The Keogh’s family continue to tell their story day to day through social media, generating a true community of followers that love the brand and products because they can see the story is real. The family now has 1,700 followers on Facebook and 500 on Twitter – the story continues.
The brand story is not simply telling the history and origin of the product and its people. When brands are company brands, especially in commodity markets, finding that unique and differentiated position is a much more challenging task. One such challenge LBD faced was to take the Whitworths Sugar brand and give it personality and difference from the brand leaders – Tate & Lyle and Silver Spoon.
We spent plenty of time discovering what it is about sugar that people love, and found that it really is the catalyst for creativity and happiness. Home baking has been growing now in the UK for a number of years and we found that everyone has a story about a baking triumph or disaster and that everyone has a cooking tip or idea they love to share.
So we took this spirit of sharing as the starting point for the brand story – baking tips and recipes for the baking range and fun facts and life affirming thoughts to make you smile over a cup of tea and piece of cake. As with the Keogh’s brand we wanted to begin the story on the packaging and carry the dialogue through onto the website and social media.
FIVE STEP APPROACH
• Discover the story, don’t tell the same old story, be something different because being the same is the death of most brands;
• Develop onto pack – put the brand first, a visual expression on the front, a more developed back-story on the sides and reverse, and a clear signpost to carry the conversation off pack and online;
• Define your audience, the best stand up comedians and story tellers know who they are talking to;
• Create a big idea to help position the brand in a special place in consumers’ mind;
• Extend the story – onto point of sale, through advertising, real time social media, on the road and face to face at shows and events.
So to sum up, it’s vital to understand where the brand story can be told. Packaging is the front line, always available and visible to tell the brand story.

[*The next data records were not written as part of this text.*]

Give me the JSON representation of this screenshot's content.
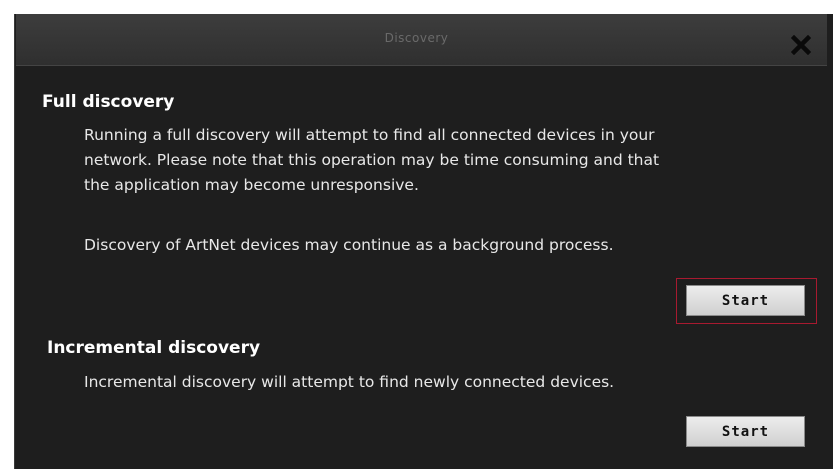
{
  "dialog": {
    "title": "Discovery",
    "close_icon": "close-icon"
  },
  "full_discovery": {
    "heading": "Full discovery",
    "line1": "Running a full discovery will attempt to find all connected devices in your",
    "line2": "network. Please note that this operation may be time consuming and that",
    "line3": "the application may become unresponsive.",
    "note": "Discovery of ArtNet devices may continue as a background process.",
    "start_label": "Start"
  },
  "incremental_discovery": {
    "heading": "Incremental discovery",
    "description": "Incremental discovery will attempt to find newly connected devices.",
    "start_label": "Start"
  },
  "colors": {
    "background": "#1e1e1e",
    "focus_ring": "#a81a30"
  }
}
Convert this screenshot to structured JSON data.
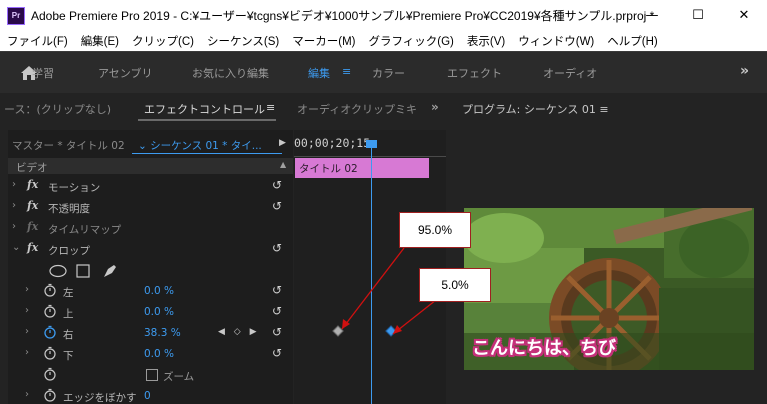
{
  "titlebar": {
    "app_icon": "Pr",
    "title": "Adobe Premiere Pro 2019 - C:¥ユーザー¥tcgns¥ビデオ¥1000サンプル¥Premiere Pro¥CC2019¥各種サンプル.prproj *",
    "minimize": "—",
    "maximize": "☐",
    "close": "✕"
  },
  "menu": [
    "ファイル(F)",
    "編集(E)",
    "クリップ(C)",
    "シーケンス(S)",
    "マーカー(M)",
    "グラフィック(G)",
    "表示(V)",
    "ウィンドウ(W)",
    "ヘルプ(H)"
  ],
  "workspace": {
    "home": "学習",
    "tabs": [
      "アセンブリ",
      "お気に入り編集",
      "編集",
      "カラー",
      "エフェクト",
      "オーディオ"
    ],
    "active_tab": "編集",
    "menu_glyph": "≡",
    "more": "»"
  },
  "panel_tabs": {
    "source": "ース：(クリップなし)",
    "effect_controls": "エフェクトコントロール",
    "menu_glyph": "≡",
    "audio_mixer": "オーディオクリップミキ",
    "more": "»"
  },
  "effect_controls": {
    "master": "マスター * タイトル 02",
    "sequence": "シーケンス 01 * タイ...",
    "video_header": "ビデオ",
    "effects": [
      {
        "name": "モーション"
      },
      {
        "name": "不透明度"
      },
      {
        "name": "タイムリマップ"
      },
      {
        "name": "クロップ"
      }
    ],
    "properties": [
      {
        "name": "左",
        "value": "0.0 %"
      },
      {
        "name": "上",
        "value": "0.0 %"
      },
      {
        "name": "右",
        "value": "38.3 %"
      },
      {
        "name": "下",
        "value": "0.0 %"
      }
    ],
    "zoom_label": "ズーム",
    "feather_label": "エッジをぼかす",
    "feather_value": "0",
    "kf_nav": "◀ ◇ ▶",
    "reset_glyph": "↺",
    "fx": "fx"
  },
  "timeline": {
    "timecode": "00;00;20;15",
    "clip_label": "タイトル 02"
  },
  "program": {
    "title": "プログラム: シーケンス 01",
    "menu_glyph": "≡",
    "subtitle": "こんにちは、ちび"
  },
  "callouts": {
    "a": "95.0%",
    "b": "5.0%"
  },
  "colors": {
    "accent": "#3d9bf0",
    "clip": "#d779d4",
    "callout_border": "#a02020"
  }
}
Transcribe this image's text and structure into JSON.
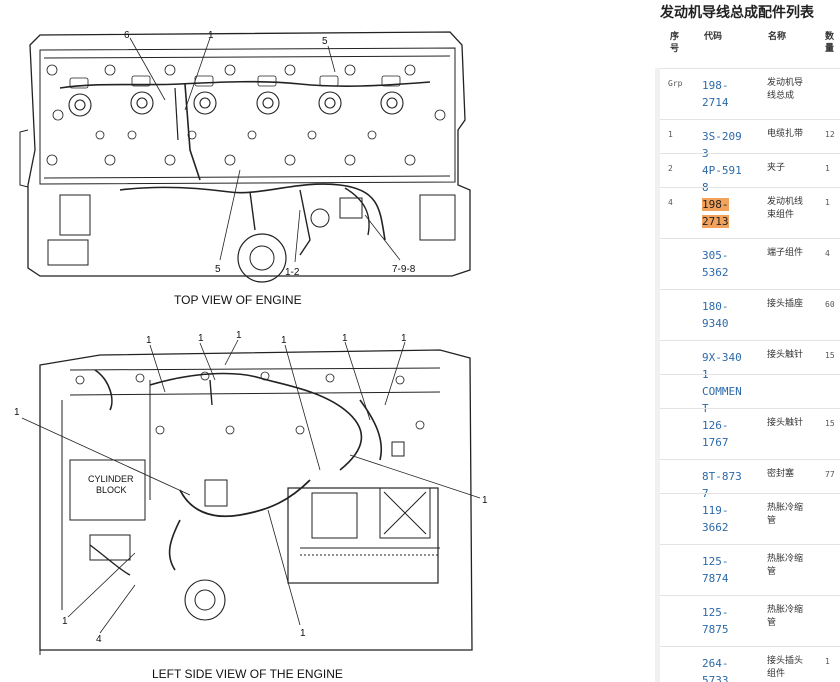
{
  "diagram": {
    "top_view_caption": "TOP VIEW OF ENGINE",
    "side_view_caption": "LEFT SIDE VIEW OF THE ENGINE",
    "cylinder_block_line1": "CYLINDER",
    "cylinder_block_line2": "BLOCK",
    "callouts_top": [
      "6",
      "1",
      "5",
      "5",
      "1-2",
      "7-9-8"
    ],
    "callouts_side": [
      "1",
      "1",
      "1",
      "1",
      "1",
      "1",
      "1",
      "1",
      "1",
      "1",
      "4",
      "1"
    ]
  },
  "panel": {
    "title": "发动机导线总成配件列表",
    "headers": {
      "seq": "序\n号",
      "code": "代码",
      "name": "名称",
      "qty": "数\n量"
    },
    "rows": [
      {
        "seq": "Grp",
        "code": "198-\n2714",
        "name": "发动机导线总成",
        "qty": ""
      },
      {
        "seq": "1",
        "code": "3S-2093",
        "name": "电缆扎带",
        "qty": "12"
      },
      {
        "seq": "2",
        "code": "4P-5918",
        "name": "夹子",
        "qty": "1"
      },
      {
        "seq": "4",
        "code": "198-\n2713",
        "name": "发动机线束组件",
        "qty": "1",
        "highlight": true
      },
      {
        "seq": "",
        "code": "305-\n5362",
        "name": "端子组件",
        "qty": "4"
      },
      {
        "seq": "",
        "code": "180-\n9340",
        "name": "接头插座",
        "qty": "60"
      },
      {
        "seq": "",
        "code": "9X-3401",
        "name": "接头触针",
        "qty": "15"
      },
      {
        "seq": "",
        "code": "COMMENT",
        "name": "",
        "qty": ""
      },
      {
        "seq": "",
        "code": "126-\n1767",
        "name": "接头触针",
        "qty": "15"
      },
      {
        "seq": "",
        "code": "8T-8737",
        "name": "密封塞",
        "qty": "77"
      },
      {
        "seq": "",
        "code": "119-\n3662",
        "name": "热胀冷缩管",
        "qty": ""
      },
      {
        "seq": "",
        "code": "125-\n7874",
        "name": "热胀冷缩管",
        "qty": ""
      },
      {
        "seq": "",
        "code": "125-\n7875",
        "name": "热胀冷缩管",
        "qty": ""
      },
      {
        "seq": "",
        "code": "264-\n5733",
        "name": "接头插头组件",
        "qty": "1"
      }
    ],
    "highlight_color": "#f2a25a",
    "link_color": "#2c6aa8"
  }
}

The front of pack is all about getting the brand noticed so pack structure, brand name, colour and craft of typography and product photography will be the focus here to help differentiate and stand out from the crowd.
If the front of pack is the book cover that communicates the key information, the back and side of pack (as well as the inside) are the pages, they can be used to expand and give colour and tone to the brand story and engage the customer beyond the point of purchase and into their home.
Try and understand how the product is going to be used at home. Post purchase experience is often forgotten in the rush to launch, and can help keep the brand engagement going.
A current example is the way Rice Krispies have just used the ‘colour me in’ pack idea, and here at LBD we continue to tell the Butlers Chocolates brand story through the multiple brand touchpoints and exciting opportunities that the luxury chocolate gifting category offers – wraps, sleeves, ribbons and labels that all play a part in reinforcing the brand story for consumers.